Jesus told the parable of the banquet above to warn us that self-made, well-to-do people chasing the American Dream and busy with ‘worldly pursuits’ are less likely to show up for the spiritual feasts a church is offering each week. Jesus laments that such people, by their own choosing, will deprive themselves of “even the smallest taste of my banquet.” Meanwhile, those who are hitting bottom, who have train wrecked their lives, who have come to the end of themselves, who have tried drinking from the world’s wells and left thirstier, and who are desperate for God’s help are the ones who might just drag themselves to the feast with hungry hearts and open hands.
Friends, I am wary of trying to lure busy disinterested people to Jesus using new toys and shiny trinkets, offering door prizes and religious entertainment in ways that are most convenient and least costly. Why? Because Jesus himself said His Way to ‘the good life’ is narrow and difficult and few find it (Matt 7:14). While the Narrow Way to Life certainly has one eye on eternal life, I think Jesus is also referring to the narrow and less popular Kingdom lifestyle characterized by self-denial and commitment to character formation in this life here and now.

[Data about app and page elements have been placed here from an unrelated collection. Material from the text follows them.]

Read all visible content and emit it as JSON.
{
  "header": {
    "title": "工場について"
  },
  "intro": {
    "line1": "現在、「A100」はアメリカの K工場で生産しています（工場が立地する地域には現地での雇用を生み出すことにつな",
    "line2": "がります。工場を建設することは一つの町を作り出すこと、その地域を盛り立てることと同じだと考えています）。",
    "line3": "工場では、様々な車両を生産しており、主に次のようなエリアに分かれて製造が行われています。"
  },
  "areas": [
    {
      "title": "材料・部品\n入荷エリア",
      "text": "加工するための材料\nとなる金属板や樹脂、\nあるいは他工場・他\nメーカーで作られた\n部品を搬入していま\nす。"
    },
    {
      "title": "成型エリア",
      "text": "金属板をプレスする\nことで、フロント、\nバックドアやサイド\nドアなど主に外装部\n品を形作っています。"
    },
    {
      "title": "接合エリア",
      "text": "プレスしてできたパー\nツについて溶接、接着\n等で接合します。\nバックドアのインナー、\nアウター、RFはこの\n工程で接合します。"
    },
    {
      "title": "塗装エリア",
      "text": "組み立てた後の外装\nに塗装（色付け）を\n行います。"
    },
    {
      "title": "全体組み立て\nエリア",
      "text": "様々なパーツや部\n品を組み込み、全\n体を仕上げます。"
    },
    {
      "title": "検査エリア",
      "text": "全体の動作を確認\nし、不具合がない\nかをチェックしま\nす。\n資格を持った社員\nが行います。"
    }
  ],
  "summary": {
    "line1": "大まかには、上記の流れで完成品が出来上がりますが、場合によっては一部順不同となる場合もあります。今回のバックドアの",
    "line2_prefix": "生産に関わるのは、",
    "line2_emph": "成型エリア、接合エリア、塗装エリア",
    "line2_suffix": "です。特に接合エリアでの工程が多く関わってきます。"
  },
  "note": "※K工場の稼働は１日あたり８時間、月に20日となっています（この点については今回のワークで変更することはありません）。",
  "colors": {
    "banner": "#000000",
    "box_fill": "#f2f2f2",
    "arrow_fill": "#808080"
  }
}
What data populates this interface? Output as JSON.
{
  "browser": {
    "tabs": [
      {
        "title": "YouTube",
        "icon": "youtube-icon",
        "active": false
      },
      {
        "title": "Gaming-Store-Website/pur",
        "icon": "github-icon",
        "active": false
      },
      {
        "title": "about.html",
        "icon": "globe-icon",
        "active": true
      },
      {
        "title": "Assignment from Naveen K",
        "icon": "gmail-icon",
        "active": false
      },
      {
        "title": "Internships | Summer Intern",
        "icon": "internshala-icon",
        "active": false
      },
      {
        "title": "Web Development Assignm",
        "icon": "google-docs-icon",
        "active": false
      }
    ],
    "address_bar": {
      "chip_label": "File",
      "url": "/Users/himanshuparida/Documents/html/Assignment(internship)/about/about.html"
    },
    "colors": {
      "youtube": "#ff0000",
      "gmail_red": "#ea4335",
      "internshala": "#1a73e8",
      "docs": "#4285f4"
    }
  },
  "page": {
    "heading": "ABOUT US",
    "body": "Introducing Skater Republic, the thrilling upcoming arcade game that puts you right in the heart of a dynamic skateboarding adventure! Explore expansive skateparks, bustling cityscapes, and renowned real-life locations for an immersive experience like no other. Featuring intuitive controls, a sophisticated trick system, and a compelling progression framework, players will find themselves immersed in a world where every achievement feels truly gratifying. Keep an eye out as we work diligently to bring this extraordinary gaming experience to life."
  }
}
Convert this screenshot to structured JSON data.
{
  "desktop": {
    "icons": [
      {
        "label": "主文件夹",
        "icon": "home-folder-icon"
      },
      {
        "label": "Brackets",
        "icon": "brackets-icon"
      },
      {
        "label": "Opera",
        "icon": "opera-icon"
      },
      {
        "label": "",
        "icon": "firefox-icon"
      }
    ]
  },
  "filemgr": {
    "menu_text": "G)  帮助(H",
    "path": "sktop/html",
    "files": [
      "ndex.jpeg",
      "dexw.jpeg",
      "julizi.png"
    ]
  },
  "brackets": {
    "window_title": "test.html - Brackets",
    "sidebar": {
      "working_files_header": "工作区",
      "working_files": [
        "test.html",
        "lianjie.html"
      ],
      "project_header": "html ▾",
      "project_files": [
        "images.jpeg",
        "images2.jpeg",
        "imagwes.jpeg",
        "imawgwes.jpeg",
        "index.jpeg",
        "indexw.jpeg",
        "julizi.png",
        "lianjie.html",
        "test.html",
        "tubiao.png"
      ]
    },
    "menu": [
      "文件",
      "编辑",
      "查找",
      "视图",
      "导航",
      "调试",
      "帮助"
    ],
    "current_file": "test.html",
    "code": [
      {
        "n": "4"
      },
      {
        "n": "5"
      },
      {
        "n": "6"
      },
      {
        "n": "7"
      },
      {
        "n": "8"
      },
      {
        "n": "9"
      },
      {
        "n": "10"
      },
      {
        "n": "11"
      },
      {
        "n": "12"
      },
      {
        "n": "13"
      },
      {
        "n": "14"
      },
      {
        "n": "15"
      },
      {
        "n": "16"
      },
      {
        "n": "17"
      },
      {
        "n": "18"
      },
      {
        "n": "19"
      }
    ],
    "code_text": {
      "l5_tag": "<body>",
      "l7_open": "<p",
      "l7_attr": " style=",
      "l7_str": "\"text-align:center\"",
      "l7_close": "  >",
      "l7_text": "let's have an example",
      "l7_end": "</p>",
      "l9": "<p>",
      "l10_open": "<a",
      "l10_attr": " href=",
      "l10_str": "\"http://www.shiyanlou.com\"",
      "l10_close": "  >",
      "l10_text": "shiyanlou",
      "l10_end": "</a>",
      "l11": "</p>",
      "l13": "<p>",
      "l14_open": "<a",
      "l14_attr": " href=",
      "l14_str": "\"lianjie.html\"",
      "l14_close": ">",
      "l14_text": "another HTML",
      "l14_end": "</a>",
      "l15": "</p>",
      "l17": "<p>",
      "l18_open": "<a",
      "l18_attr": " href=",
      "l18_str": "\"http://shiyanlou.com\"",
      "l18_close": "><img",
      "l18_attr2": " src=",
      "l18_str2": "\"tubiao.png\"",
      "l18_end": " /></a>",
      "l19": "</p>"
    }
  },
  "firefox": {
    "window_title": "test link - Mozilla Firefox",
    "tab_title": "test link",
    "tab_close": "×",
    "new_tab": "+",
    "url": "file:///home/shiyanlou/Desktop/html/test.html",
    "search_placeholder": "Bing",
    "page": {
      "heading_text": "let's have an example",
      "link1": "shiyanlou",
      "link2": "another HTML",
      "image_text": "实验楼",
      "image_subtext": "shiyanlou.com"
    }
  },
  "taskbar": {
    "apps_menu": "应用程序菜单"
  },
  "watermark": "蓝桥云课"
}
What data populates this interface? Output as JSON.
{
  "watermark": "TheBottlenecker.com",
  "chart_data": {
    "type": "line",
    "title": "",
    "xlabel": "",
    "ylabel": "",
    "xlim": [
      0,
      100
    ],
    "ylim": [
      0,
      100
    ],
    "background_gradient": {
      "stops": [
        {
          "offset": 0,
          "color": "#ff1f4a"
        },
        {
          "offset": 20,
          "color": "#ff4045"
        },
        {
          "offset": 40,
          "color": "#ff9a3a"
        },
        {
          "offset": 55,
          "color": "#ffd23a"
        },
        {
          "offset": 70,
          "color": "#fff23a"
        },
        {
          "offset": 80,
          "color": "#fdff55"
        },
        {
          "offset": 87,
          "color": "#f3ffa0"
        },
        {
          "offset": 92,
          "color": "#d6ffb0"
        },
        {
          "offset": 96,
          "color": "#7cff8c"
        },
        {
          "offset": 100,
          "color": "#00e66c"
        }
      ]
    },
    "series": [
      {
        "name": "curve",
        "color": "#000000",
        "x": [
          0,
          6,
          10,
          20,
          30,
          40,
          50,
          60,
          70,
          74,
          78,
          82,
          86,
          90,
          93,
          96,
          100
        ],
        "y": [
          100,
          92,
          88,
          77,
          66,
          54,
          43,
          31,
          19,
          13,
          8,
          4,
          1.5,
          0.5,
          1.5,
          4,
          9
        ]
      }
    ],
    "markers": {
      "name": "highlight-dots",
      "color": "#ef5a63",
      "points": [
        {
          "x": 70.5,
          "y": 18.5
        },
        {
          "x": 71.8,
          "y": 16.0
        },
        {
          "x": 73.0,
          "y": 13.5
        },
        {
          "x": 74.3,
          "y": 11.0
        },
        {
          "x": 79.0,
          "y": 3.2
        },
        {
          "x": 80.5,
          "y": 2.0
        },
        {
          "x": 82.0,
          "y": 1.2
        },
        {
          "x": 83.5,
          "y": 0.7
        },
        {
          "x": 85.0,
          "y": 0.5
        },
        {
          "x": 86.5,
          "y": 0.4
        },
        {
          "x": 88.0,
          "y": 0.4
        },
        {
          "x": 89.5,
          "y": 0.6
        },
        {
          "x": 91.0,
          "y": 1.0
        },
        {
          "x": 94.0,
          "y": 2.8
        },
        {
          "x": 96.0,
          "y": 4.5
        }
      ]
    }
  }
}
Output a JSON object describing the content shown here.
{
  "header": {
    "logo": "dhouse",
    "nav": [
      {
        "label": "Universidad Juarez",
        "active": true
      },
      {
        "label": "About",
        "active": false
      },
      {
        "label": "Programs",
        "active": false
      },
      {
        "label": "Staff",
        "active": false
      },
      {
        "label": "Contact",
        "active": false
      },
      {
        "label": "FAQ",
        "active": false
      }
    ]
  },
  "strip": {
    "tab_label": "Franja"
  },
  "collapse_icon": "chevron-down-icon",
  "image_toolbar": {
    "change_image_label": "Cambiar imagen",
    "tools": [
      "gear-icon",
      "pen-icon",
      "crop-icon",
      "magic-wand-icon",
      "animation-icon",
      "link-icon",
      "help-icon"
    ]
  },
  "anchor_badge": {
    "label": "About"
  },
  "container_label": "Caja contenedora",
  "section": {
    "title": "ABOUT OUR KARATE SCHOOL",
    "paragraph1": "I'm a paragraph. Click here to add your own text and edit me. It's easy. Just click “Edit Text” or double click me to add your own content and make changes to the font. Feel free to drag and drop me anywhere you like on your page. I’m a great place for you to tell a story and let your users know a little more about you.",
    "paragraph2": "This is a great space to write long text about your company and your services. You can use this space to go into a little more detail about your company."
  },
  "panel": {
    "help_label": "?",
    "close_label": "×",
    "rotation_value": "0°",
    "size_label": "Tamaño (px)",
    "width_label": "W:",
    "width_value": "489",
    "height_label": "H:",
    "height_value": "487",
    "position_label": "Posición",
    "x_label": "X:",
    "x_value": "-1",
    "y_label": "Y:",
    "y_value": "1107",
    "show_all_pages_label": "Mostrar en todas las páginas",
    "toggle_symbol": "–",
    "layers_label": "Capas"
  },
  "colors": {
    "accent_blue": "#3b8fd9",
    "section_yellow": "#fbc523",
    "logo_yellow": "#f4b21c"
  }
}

While many want to keep the church relevant, I want to keep it revolutionary and countercultural! Many want to believe we can mass market a Way of life that calls for daily self-denial and self-sacrifice. I am convinced most people just aren’t interested in becoming real apprentices of Jesus and counting the cost of becoming whole in heart, soul, mind and body. Yet, this is precisely what MainStreet feels called to do.
So, our 2020 Vision will be cooking up regular feasts of Bible teaching and discipleship opportunities for those who want to dig in and “be transformed by the renewing of [their] minds” (Rom 12:2). Come and get it while it’s hot, or make excuses. We’re all in that parable somewhere: Which character do you want to be? We will also be providing many pools of healing water (e.g., workshops, yoga, etc.) for people who want to pursue more holistic spiritual healing and deeper soul care. Jesus’ question for us today is the same as his question for the paralytic standing near healing waters 2,000 years ago: “Do you want to get well” (John 5:6)? Really?
In the coming days we will be sharing a fresh new “menu” of discipleship goodies to feast on individually on-the-go and together in community. See all the great things being cooked up already below!
Now “whoever has ears, let them hear” (Matt 11:15) and “let anyone who is thirsty come” (Rev. 22:17). “Blessed is the one who will eat at the feast in the kingdom of God” (Luke 14:15). The feast begins even now — so come and get it! And bring your friends.
This is adapted from my letter to our church at our congregational meeting this past Sunday.